• [Work request] Could all of the entries be written out exactly, with any pictures omitted?

◇ ◇ ◇

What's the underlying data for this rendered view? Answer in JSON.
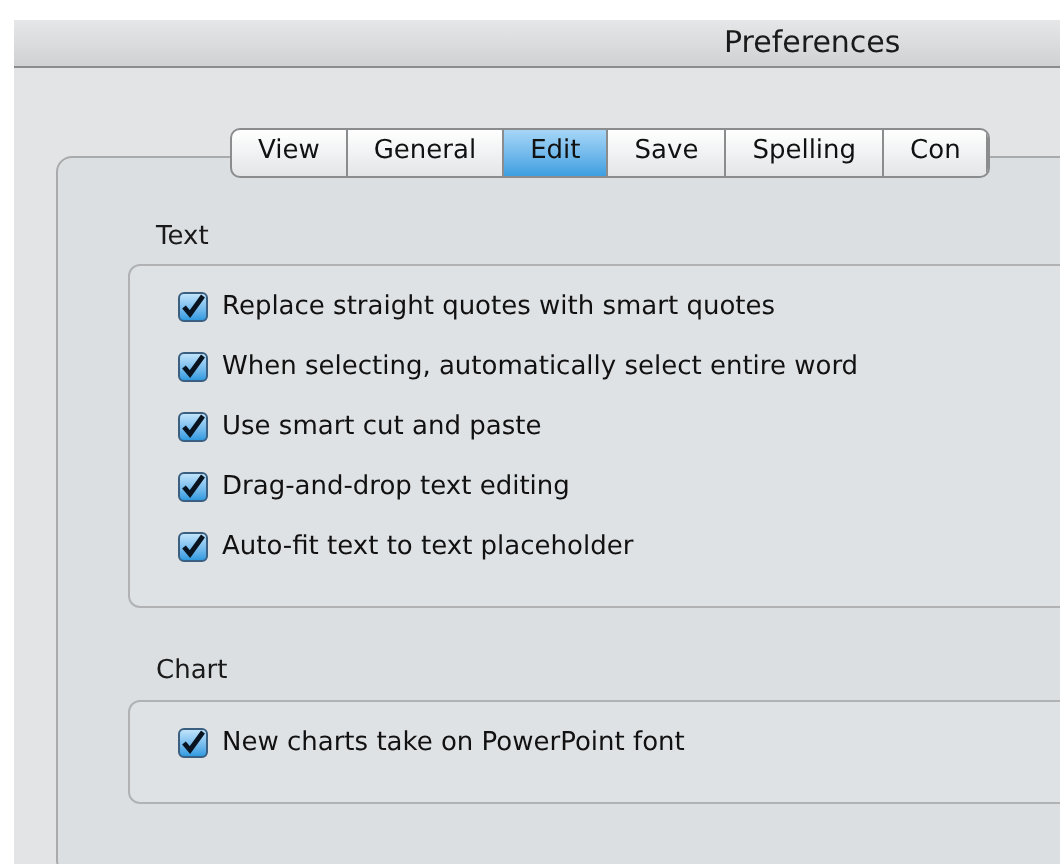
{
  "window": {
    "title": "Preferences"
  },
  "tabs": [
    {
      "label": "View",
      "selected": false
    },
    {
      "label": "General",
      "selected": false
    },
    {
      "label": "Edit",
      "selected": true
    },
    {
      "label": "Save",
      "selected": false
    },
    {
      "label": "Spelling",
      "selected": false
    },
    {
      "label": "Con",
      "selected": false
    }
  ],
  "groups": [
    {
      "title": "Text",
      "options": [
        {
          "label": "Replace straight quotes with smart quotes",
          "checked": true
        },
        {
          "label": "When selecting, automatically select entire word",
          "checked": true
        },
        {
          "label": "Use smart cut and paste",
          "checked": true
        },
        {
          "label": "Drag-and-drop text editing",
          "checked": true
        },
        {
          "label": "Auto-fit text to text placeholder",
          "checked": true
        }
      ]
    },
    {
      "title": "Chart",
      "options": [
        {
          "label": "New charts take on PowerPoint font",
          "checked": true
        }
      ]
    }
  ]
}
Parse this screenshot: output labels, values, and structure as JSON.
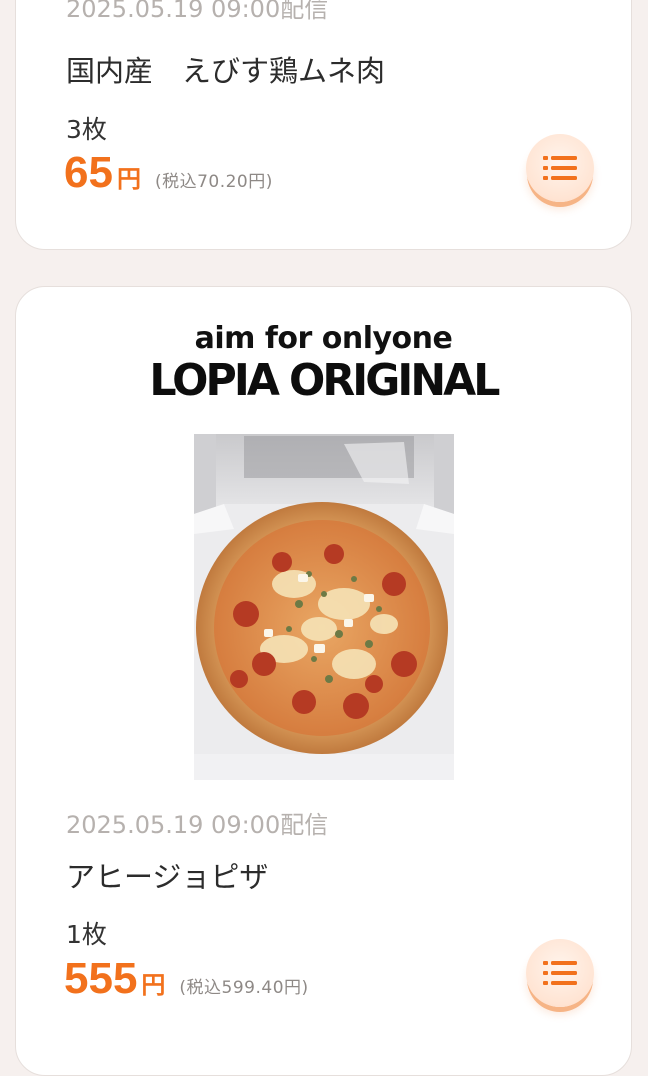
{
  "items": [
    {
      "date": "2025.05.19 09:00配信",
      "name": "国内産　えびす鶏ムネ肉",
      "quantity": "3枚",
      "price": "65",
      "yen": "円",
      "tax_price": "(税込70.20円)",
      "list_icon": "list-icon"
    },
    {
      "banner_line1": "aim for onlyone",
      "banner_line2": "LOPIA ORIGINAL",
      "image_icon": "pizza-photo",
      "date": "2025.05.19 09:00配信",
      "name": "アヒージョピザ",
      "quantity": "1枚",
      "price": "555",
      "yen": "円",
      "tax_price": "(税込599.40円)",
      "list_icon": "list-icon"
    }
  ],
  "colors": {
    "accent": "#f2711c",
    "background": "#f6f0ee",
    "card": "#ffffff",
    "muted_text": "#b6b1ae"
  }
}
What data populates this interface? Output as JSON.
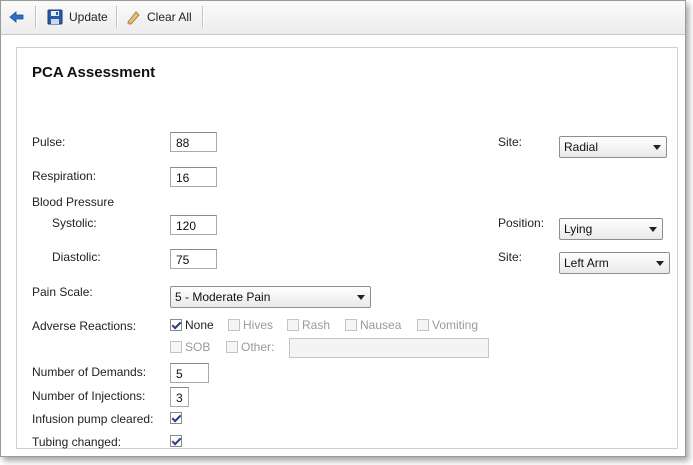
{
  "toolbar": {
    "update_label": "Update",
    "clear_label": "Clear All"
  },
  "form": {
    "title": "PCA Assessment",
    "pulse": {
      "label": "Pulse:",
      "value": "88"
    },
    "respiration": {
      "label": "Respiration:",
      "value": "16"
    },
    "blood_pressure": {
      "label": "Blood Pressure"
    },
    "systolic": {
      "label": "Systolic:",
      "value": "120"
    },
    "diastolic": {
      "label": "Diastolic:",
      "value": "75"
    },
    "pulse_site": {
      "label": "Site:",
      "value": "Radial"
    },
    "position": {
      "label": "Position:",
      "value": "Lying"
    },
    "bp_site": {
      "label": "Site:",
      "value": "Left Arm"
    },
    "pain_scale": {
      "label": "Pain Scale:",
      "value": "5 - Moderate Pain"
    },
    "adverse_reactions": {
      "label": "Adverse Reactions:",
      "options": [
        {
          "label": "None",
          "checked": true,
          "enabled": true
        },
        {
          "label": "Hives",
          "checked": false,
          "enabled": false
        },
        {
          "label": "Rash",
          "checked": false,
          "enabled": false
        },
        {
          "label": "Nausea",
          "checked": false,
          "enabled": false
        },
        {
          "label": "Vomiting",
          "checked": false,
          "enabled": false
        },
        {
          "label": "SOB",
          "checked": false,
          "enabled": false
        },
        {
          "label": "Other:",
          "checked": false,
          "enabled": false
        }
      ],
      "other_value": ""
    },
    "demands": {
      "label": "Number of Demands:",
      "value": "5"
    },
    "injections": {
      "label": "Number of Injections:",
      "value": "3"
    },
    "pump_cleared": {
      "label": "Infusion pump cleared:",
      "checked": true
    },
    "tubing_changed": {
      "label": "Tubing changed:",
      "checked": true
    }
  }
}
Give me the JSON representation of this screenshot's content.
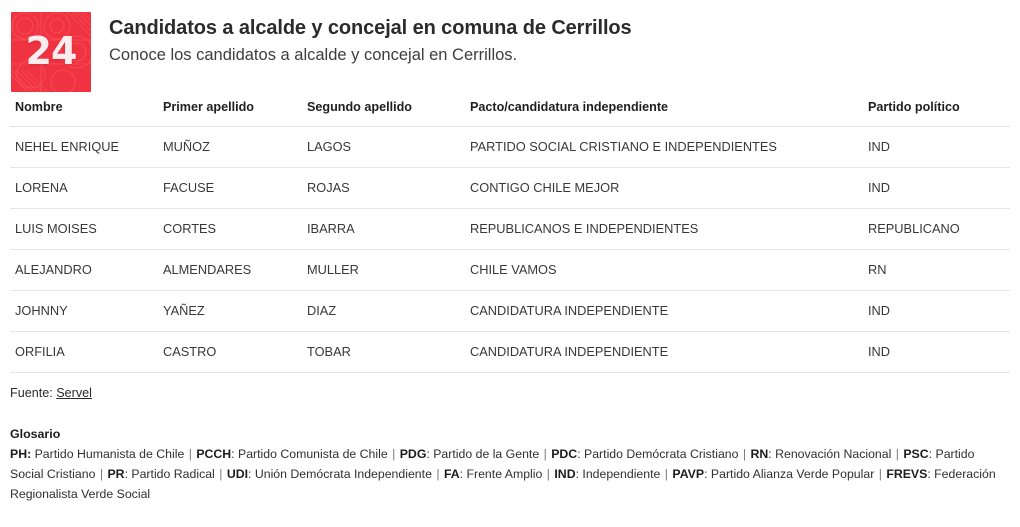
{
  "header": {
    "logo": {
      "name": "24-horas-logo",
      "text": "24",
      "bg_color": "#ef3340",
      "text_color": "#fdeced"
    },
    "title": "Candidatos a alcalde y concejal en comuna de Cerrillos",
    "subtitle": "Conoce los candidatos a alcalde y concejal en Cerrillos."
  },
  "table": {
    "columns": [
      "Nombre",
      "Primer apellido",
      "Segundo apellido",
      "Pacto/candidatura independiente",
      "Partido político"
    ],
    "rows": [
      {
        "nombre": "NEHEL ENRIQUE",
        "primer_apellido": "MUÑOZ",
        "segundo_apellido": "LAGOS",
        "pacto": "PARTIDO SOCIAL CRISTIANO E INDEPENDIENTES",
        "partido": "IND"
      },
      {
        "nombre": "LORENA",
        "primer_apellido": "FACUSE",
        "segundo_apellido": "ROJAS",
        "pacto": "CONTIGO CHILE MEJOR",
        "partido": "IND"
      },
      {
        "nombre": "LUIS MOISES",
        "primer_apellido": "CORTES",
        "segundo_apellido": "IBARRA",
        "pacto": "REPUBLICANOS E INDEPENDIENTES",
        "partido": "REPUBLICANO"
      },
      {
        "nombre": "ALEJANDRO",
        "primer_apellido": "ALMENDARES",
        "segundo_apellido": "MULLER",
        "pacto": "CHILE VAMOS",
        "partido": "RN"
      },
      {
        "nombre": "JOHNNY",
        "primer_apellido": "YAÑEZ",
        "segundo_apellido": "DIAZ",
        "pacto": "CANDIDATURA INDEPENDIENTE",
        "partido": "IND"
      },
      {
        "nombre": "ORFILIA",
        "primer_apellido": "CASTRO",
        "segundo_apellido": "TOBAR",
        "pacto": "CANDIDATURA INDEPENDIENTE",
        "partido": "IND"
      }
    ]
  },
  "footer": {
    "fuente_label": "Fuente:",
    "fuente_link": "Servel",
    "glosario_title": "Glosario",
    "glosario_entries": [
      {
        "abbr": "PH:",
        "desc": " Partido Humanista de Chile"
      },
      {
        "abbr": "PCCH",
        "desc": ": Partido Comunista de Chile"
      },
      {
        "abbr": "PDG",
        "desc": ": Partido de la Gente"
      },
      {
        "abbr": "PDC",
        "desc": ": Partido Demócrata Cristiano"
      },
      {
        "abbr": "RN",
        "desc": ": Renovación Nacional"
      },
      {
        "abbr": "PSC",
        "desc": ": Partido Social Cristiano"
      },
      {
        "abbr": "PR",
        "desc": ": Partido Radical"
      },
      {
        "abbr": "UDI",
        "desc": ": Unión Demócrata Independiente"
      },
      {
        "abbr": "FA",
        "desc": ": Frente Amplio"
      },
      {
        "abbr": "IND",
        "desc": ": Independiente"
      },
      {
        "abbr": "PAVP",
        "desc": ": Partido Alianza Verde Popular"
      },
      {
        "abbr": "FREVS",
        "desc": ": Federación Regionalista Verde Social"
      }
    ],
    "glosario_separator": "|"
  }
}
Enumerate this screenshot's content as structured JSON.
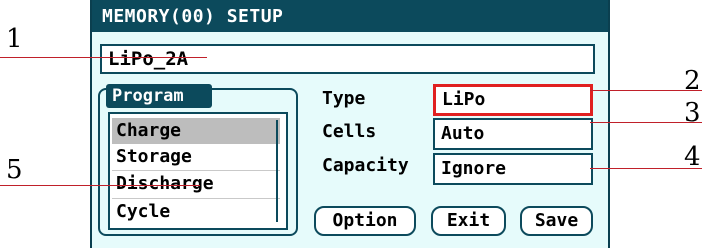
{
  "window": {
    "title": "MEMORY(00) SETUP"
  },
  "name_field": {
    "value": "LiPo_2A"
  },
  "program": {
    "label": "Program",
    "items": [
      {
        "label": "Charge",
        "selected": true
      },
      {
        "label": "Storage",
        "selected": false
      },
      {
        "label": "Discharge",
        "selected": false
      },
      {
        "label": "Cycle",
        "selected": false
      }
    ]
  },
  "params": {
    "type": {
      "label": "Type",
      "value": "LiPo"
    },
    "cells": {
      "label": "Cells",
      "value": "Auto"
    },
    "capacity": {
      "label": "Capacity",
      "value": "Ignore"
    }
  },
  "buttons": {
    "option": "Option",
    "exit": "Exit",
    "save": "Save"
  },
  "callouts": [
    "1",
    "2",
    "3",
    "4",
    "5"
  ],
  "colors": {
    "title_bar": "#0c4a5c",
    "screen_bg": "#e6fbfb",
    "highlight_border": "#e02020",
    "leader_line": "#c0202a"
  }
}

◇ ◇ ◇

• [Exercise answer]
What's the underlying data for this rendered view? Answer in JSON.
{
  "window": {
    "title": "Preferences"
  },
  "tabs": [
    {
      "label": "View",
      "selected": false
    },
    {
      "label": "General",
      "selected": false
    },
    {
      "label": "Edit",
      "selected": true
    },
    {
      "label": "Save",
      "selected": false
    },
    {
      "label": "Spelling",
      "selected": false
    },
    {
      "label": "Con",
      "selected": false
    }
  ],
  "groups": [
    {
      "title": "Text",
      "options": [
        {
          "label": "Replace straight quotes with smart quotes",
          "checked": true
        },
        {
          "label": "When selecting, automatically select entire word",
          "checked": true
        },
        {
          "label": "Use smart cut and paste",
          "checked": true
        },
        {
          "label": "Drag-and-drop text editing",
          "checked": true
        },
        {
          "label": "Auto-fit text to text placeholder",
          "checked": true
        }
      ]
    },
    {
      "title": "Chart",
      "options": [
        {
          "label": "New charts take on PowerPoint font",
          "checked": true
        }
      ]
    }
  ]
}
Parse this screenshot: output labels, values, and structure as JSON.
{
  "items": [
    {
      "date": "2025.05.19 09:00配信",
      "name": "国内産　えびす鶏ムネ肉",
      "quantity": "3枚",
      "price": "65",
      "yen": "円",
      "tax_price": "(税込70.20円)",
      "list_icon": "list-icon"
    },
    {
      "banner_line1": "aim for onlyone",
      "banner_line2": "LOPIA ORIGINAL",
      "image_icon": "pizza-photo",
      "date": "2025.05.19 09:00配信",
      "name": "アヒージョピザ",
      "quantity": "1枚",
      "price": "555",
      "yen": "円",
      "tax_price": "(税込599.40円)",
      "list_icon": "list-icon"
    }
  ],
  "colors": {
    "accent": "#f2711c",
    "background": "#f6f0ee",
    "card": "#ffffff",
    "muted_text": "#b6b1ae"
  }
}
What data populates this interface? Output as JSON.
{
  "toolbar": {
    "update_label": "Update",
    "clear_label": "Clear All"
  },
  "form": {
    "title": "PCA Assessment",
    "pulse": {
      "label": "Pulse:",
      "value": "88"
    },
    "respiration": {
      "label": "Respiration:",
      "value": "16"
    },
    "blood_pressure": {
      "label": "Blood Pressure"
    },
    "systolic": {
      "label": "Systolic:",
      "value": "120"
    },
    "diastolic": {
      "label": "Diastolic:",
      "value": "75"
    },
    "pulse_site": {
      "label": "Site:",
      "value": "Radial"
    },
    "position": {
      "label": "Position:",
      "value": "Lying"
    },
    "bp_site": {
      "label": "Site:",
      "value": "Left Arm"
    },
    "pain_scale": {
      "label": "Pain Scale:",
      "value": "5 - Moderate Pain"
    },
    "adverse_reactions": {
      "label": "Adverse Reactions:",
      "options": [
        {
          "label": "None",
          "checked": true,
          "enabled": true
        },
        {
          "label": "Hives",
          "checked": false,
          "enabled": false
        },
        {
          "label": "Rash",
          "checked": false,
          "enabled": false
        },
        {
          "label": "Nausea",
          "checked": false,
          "enabled": false
        },
        {
          "label": "Vomiting",
          "checked": false,
          "enabled": false
        },
        {
          "label": "SOB",
          "checked": false,
          "enabled": false
        },
        {
          "label": "Other:",
          "checked": false,
          "enabled": false
        }
      ],
      "other_value": ""
    },
    "demands": {
      "label": "Number of Demands:",
      "value": "5"
    },
    "injections": {
      "label": "Number of Injections:",
      "value": "3"
    },
    "pump_cleared": {
      "label": "Infusion pump cleared:",
      "checked": true
    },
    "tubing_changed": {
      "label": "Tubing changed:",
      "checked": true
    }
  }
}
Give me the JSON representation of this screenshot's content.
{
  "header": {
    "logo": {
      "name": "24-horas-logo",
      "text": "24",
      "bg_color": "#ef3340",
      "text_color": "#fdeced"
    },
    "title": "Candidatos a alcalde y concejal en comuna de Cerrillos",
    "subtitle": "Conoce los candidatos a alcalde y concejal en Cerrillos."
  },
  "table": {
    "columns": [
      "Nombre",
      "Primer apellido",
      "Segundo apellido",
      "Pacto/candidatura independiente",
      "Partido político"
    ],
    "rows": [
      {
        "nombre": "NEHEL ENRIQUE",
        "primer_apellido": "MUÑOZ",
        "segundo_apellido": "LAGOS",
        "pacto": "PARTIDO SOCIAL CRISTIANO E INDEPENDIENTES",
        "partido": "IND"
      },
      {
        "nombre": "LORENA",
        "primer_apellido": "FACUSE",
        "segundo_apellido": "ROJAS",
        "pacto": "CONTIGO CHILE MEJOR",
        "partido": "IND"
      },
      {
        "nombre": "LUIS MOISES",
        "primer_apellido": "CORTES",
        "segundo_apellido": "IBARRA",
        "pacto": "REPUBLICANOS E INDEPENDIENTES",
        "partido": "REPUBLICANO"
      },
      {
        "nombre": "ALEJANDRO",
        "primer_apellido": "ALMENDARES",
        "segundo_apellido": "MULLER",
        "pacto": "CHILE VAMOS",
        "partido": "RN"
      },
      {
        "nombre": "JOHNNY",
        "primer_apellido": "YAÑEZ",
        "segundo_apellido": "DIAZ",
        "pacto": "CANDIDATURA INDEPENDIENTE",
        "partido": "IND"
      },
      {
        "nombre": "ORFILIA",
        "primer_apellido": "CASTRO",
        "segundo_apellido": "TOBAR",
        "pacto": "CANDIDATURA INDEPENDIENTE",
        "partido": "IND"
      }
    ]
  },
  "footer": {
    "fuente_label": "Fuente:",
    "fuente_link": "Servel",
    "glosario_title": "Glosario",
    "glosario_entries": [
      {
        "abbr": "PH:",
        "desc": " Partido Humanista de Chile"
      },
      {
        "abbr": "PCCH",
        "desc": ": Partido Comunista de Chile"
      },
      {
        "abbr": "PDG",
        "desc": ": Partido de la Gente"
      },
      {
        "abbr": "PDC",
        "desc": ": Partido Demócrata Cristiano"
      },
      {
        "abbr": "RN",
        "desc": ": Renovación Nacional"
      },
      {
        "abbr": "PSC",
        "desc": ": Partido Social Cristiano"
      },
      {
        "abbr": "PR",
        "desc": ": Partido Radical"
      },
      {
        "abbr": "UDI",
        "desc": ": Unión Demócrata Independiente"
      },
      {
        "abbr": "FA",
        "desc": ": Frente Amplio"
      },
      {
        "abbr": "IND",
        "desc": ": Independiente"
      },
      {
        "abbr": "PAVP",
        "desc": ": Partido Alianza Verde Popular"
      },
      {
        "abbr": "FREVS",
        "desc": ": Federación Regionalista Verde Social"
      }
    ],
    "glosario_separator": "|"
  }
}
Enumerate this screenshot's content as structured JSON.
{
  "window": {
    "title": "MEMORY(00) SETUP"
  },
  "name_field": {
    "value": "LiPo_2A"
  },
  "program": {
    "label": "Program",
    "items": [
      {
        "label": "Charge",
        "selected": true
      },
      {
        "label": "Storage",
        "selected": false
      },
      {
        "label": "Discharge",
        "selected": false
      },
      {
        "label": "Cycle",
        "selected": false
      }
    ]
  },
  "params": {
    "type": {
      "label": "Type",
      "value": "LiPo"
    },
    "cells": {
      "label": "Cells",
      "value": "Auto"
    },
    "capacity": {
      "label": "Capacity",
      "value": "Ignore"
    }
  },
  "buttons": {
    "option": "Option",
    "exit": "Exit",
    "save": "Save"
  },
  "callouts": [
    "1",
    "2",
    "3",
    "4",
    "5"
  ],
  "colors": {
    "title_bar": "#0c4a5c",
    "screen_bg": "#e6fbfb",
    "highlight_border": "#e02020",
    "leader_line": "#c0202a"
  }
}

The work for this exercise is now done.